Paul Yoon on James Salter’s A Sport and a Pastime
September. It seems these luminous days will never end. I first encountered those lines over ten years ago in New York City. I was living near the United Nations building. It was late evening. I was on the fifth floor of a high-rise and through my windows I could see the sky’s reflection against other windows. I felt lucky to be able to see the image of the sky from my apartment. I felt lucky to be in New York. I believed I had figured things out. Which is to say I was young. I could count the amount of friends I had on one hand and I was happy about that. I enjoyed being alone. I preferred the company of imagination. It was what, in the end, seduced me, more than any person during that time. And for a few nights, what lived with me was the narrative of Phillip Dean and Anne-Marie Costallat, in faraway France, in a world so very different than mine; and yet their story felt, page by page, more alive, more vast, more sensual and more true than my life could ever feel or become. And rather than being depressed by this, I was elated. Joyful. Celebratory. I paced my apartment.
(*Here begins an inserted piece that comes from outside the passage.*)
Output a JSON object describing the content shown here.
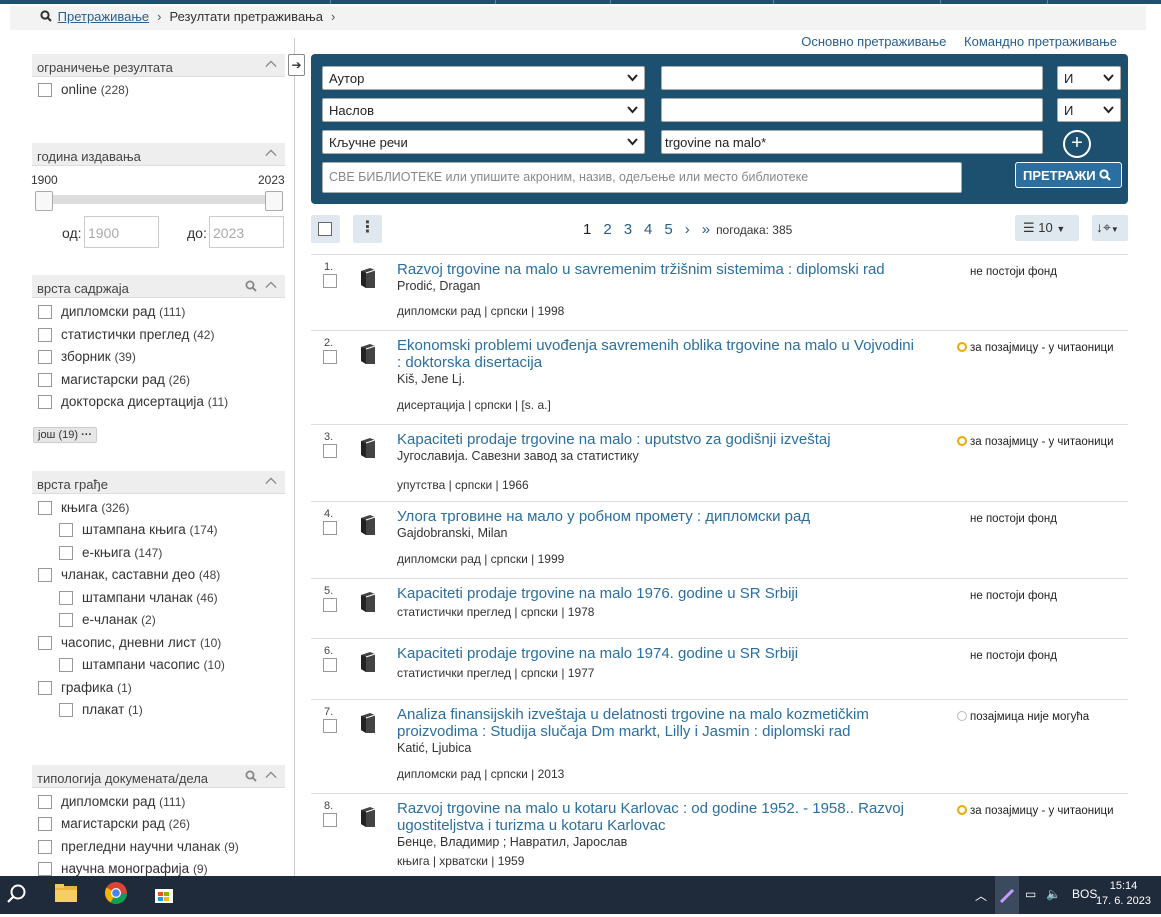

I looked out the window at other windows. I went to work and came back and returned to the pages.